→ TASK BRIEF
Tally the lines in the listing below that contain the string "author", and state only the total.

(INFORMATION GIVEN begins)

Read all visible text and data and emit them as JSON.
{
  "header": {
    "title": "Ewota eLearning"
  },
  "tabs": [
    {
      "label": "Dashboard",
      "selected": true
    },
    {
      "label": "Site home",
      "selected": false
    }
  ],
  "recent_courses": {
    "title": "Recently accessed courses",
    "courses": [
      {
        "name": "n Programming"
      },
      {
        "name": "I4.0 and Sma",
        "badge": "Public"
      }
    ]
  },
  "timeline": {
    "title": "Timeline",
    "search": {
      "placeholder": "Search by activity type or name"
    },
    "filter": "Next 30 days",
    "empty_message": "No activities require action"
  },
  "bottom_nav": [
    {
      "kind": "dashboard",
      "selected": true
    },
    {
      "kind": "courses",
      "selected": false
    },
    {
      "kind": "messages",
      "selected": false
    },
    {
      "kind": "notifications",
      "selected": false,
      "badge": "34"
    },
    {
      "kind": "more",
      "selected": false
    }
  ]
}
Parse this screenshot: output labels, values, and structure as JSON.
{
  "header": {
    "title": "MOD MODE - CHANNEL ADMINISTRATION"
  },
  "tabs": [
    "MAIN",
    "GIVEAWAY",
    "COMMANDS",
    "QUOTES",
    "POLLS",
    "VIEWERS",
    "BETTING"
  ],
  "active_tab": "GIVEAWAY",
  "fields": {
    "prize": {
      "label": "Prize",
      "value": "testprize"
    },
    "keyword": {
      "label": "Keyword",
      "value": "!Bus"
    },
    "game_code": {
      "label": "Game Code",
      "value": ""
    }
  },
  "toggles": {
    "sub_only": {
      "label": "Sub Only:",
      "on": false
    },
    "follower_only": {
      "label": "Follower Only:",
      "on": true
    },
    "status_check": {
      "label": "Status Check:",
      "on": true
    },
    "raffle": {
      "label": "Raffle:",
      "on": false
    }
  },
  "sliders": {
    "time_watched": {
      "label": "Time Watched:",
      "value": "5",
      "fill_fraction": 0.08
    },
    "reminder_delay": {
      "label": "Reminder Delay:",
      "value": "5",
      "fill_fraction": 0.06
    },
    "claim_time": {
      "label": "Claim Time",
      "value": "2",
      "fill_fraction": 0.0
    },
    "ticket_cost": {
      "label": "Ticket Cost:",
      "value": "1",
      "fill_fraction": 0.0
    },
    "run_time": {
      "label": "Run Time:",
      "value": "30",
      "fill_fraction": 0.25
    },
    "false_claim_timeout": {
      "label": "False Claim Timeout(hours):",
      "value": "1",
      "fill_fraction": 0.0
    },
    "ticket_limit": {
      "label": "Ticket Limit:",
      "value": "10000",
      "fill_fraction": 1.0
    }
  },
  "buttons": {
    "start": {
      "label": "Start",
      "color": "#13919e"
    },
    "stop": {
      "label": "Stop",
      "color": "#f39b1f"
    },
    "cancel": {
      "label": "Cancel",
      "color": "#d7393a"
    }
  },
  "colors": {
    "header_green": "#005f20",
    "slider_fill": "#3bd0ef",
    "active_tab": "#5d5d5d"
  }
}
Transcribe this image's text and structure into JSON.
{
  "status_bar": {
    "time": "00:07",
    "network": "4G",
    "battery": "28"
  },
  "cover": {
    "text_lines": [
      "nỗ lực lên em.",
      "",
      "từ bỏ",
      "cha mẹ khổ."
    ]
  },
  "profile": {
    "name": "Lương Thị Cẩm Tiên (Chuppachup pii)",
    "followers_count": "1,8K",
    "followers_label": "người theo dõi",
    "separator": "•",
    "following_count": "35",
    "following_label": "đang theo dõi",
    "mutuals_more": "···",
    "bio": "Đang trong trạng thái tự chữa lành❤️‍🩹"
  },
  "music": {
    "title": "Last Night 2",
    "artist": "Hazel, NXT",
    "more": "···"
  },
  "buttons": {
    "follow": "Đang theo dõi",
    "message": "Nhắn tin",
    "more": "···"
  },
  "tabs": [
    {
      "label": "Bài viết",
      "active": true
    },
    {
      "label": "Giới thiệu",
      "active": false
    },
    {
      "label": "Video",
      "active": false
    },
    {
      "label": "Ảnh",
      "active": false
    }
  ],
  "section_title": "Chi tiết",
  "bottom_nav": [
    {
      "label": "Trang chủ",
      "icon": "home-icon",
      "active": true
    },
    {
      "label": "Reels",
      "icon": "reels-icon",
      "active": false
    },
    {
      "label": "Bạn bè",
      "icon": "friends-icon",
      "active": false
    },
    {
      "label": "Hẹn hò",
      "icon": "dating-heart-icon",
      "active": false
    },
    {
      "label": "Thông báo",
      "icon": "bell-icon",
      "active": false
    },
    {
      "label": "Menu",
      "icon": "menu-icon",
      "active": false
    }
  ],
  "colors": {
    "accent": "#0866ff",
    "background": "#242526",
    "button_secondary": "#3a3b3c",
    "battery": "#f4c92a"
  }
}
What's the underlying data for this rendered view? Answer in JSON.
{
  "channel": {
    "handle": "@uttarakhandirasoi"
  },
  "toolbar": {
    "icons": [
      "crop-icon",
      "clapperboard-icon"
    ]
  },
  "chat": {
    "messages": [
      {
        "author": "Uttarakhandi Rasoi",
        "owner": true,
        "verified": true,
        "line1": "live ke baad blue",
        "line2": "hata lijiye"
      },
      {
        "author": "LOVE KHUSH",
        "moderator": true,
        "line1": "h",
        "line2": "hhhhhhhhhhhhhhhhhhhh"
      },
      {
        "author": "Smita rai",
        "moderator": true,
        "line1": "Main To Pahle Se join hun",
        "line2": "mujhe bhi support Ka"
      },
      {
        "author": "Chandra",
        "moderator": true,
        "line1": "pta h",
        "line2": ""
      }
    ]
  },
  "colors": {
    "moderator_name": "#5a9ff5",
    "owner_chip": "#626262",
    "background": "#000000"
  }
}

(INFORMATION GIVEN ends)

→ ANSWER FOR THE TASK
4